In 1845, during a trip into Italy with Henri de Bourbon, comte de Chambord, he visited the collection of the Russian Prince Anatoly Nikolaievich Demidov, 1st Prince of San Donato and became the lover of Demidov’s wife Princess Mathilde, (niece of Napoleon the future President of the Second Republic, subsequently Emperor of the French), their liaison lasted until August 1869.
An influential man at the centre of artistic and political circles, he was obliged to abandon his own artistic practice due to numerous other appointments: he was made Director General of National Museums in 1849, ‘Intendant des Beaux-Arts’ of the Emperor’s Household in 1853, Honorary Chamberlain of the Emperor in 1859, ‘Surintendent des Beaux-Arts’ in 1863 (a position from the Ancien Régime that was restored for him). He was also elected a free member of the ‘Académie des Beaux-arts’ in 1853, Vice-President (in 1855) and President (in 1856) of the ‘Société des Antiquaires de France’ [, senator (by a decree of 1864), Vice-President (in 1863) and President (in 1865) of the ‘Commission des Monuments historiques’.

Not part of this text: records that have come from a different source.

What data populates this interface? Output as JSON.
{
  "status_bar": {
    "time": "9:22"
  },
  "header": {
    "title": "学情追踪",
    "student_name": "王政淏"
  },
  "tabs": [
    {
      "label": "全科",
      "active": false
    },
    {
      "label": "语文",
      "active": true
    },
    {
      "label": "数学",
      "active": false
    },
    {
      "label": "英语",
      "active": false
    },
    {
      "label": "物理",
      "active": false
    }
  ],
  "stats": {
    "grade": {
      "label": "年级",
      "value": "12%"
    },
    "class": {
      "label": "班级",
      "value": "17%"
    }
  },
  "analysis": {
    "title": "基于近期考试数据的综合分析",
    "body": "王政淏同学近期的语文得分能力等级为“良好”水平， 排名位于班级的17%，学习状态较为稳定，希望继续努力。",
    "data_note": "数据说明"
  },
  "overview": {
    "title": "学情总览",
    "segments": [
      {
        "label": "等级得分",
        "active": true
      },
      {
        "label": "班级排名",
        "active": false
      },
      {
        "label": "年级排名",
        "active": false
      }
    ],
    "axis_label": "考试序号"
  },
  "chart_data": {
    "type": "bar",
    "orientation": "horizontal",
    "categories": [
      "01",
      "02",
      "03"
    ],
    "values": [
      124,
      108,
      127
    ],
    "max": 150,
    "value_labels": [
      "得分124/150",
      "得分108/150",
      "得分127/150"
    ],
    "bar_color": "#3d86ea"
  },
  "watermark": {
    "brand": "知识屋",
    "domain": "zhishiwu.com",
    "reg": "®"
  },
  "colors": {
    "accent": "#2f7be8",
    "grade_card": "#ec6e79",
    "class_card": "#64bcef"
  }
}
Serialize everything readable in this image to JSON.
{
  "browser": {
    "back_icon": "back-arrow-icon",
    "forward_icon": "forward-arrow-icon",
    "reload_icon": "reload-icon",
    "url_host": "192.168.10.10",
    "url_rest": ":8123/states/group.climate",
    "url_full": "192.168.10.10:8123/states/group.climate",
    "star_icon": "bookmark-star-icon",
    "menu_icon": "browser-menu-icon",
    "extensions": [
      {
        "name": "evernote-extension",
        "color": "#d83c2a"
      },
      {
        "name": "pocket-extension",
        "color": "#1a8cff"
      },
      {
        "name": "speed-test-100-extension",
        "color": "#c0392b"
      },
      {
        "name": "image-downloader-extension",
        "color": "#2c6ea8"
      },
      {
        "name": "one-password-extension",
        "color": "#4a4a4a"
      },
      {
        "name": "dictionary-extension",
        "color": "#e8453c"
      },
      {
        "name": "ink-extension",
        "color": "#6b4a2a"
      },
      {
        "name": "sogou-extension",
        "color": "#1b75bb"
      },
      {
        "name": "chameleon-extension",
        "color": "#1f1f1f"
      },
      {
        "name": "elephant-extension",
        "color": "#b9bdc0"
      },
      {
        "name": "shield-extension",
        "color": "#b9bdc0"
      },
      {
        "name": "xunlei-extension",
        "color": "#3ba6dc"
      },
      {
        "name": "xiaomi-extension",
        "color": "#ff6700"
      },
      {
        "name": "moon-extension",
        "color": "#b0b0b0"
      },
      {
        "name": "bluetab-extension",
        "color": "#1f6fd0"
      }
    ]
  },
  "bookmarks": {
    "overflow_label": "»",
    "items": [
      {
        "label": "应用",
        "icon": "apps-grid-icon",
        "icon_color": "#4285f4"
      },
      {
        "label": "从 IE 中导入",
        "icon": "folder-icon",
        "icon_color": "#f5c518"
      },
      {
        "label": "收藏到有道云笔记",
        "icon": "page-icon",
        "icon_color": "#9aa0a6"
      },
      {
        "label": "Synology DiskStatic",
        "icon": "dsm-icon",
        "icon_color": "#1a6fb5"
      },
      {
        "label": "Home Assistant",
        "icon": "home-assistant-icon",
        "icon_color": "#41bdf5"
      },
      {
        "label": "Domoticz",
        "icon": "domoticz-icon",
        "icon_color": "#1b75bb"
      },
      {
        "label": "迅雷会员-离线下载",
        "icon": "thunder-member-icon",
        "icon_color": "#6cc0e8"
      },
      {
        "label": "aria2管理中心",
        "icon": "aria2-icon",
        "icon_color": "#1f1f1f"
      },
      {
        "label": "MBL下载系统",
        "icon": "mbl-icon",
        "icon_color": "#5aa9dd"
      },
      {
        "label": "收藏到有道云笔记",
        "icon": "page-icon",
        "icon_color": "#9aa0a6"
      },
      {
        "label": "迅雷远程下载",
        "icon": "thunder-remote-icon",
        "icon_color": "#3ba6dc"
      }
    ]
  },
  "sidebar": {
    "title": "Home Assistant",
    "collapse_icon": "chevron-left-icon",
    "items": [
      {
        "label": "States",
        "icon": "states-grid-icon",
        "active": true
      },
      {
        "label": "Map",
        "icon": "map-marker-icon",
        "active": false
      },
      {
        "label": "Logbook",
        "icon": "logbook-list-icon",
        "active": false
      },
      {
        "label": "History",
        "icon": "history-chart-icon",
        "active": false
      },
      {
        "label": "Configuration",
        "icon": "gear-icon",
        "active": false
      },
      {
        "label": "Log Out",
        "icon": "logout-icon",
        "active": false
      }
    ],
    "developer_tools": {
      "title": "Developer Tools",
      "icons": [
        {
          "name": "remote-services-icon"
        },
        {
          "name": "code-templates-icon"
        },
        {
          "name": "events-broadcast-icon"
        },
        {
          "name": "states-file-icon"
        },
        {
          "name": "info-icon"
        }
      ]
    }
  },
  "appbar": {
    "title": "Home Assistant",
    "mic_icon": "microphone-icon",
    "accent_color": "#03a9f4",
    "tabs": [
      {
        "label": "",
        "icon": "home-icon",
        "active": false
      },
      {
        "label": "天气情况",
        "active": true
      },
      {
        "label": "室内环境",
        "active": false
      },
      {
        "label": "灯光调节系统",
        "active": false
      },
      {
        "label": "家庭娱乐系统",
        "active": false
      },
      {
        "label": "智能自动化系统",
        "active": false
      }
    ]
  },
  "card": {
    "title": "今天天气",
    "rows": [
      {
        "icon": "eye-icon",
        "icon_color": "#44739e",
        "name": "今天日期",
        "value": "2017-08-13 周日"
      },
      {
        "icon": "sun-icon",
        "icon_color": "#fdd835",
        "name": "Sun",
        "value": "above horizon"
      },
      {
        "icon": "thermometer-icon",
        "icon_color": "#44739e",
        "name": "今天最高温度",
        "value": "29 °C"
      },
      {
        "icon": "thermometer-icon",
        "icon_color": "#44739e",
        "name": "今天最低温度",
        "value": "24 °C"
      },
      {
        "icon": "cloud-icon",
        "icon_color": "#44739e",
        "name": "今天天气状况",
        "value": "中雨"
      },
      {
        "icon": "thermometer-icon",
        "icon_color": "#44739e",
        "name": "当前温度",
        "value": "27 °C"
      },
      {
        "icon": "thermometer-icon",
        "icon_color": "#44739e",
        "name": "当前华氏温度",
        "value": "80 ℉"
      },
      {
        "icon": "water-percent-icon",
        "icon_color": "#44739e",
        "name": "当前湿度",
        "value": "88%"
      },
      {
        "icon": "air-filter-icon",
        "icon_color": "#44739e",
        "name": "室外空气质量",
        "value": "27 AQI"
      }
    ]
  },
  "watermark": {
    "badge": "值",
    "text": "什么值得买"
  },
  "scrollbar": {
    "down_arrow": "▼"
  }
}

After the fall of the imperial regime in 1869 he lost his position as ‘Surintendent des Beaux-Arts’, when the department was replaced by the ‘Ministère des Beaux-Arts’, and the Republican Maurice Richard was nominated as its head. He was then given the more modest role of ‘Surintendent des Musées Impériaux’. When Nieuwerkerke learnt of Napoleon III’s surrender at Sedan on 3 September 1870, he quickly resigned (on 5 September) and managed to escape to England, narrowly escaping being arrested. In London he tried to sell some of the smallest of his objets d’art to the South Kensington Museum. These came from his extraordinary collection of more than 800 historic art objects, in metal and gold, sculptures, ceramics, painted enamel, glass and furniture. His collection also included extraordinary Medieval and Renaissance arms and armour.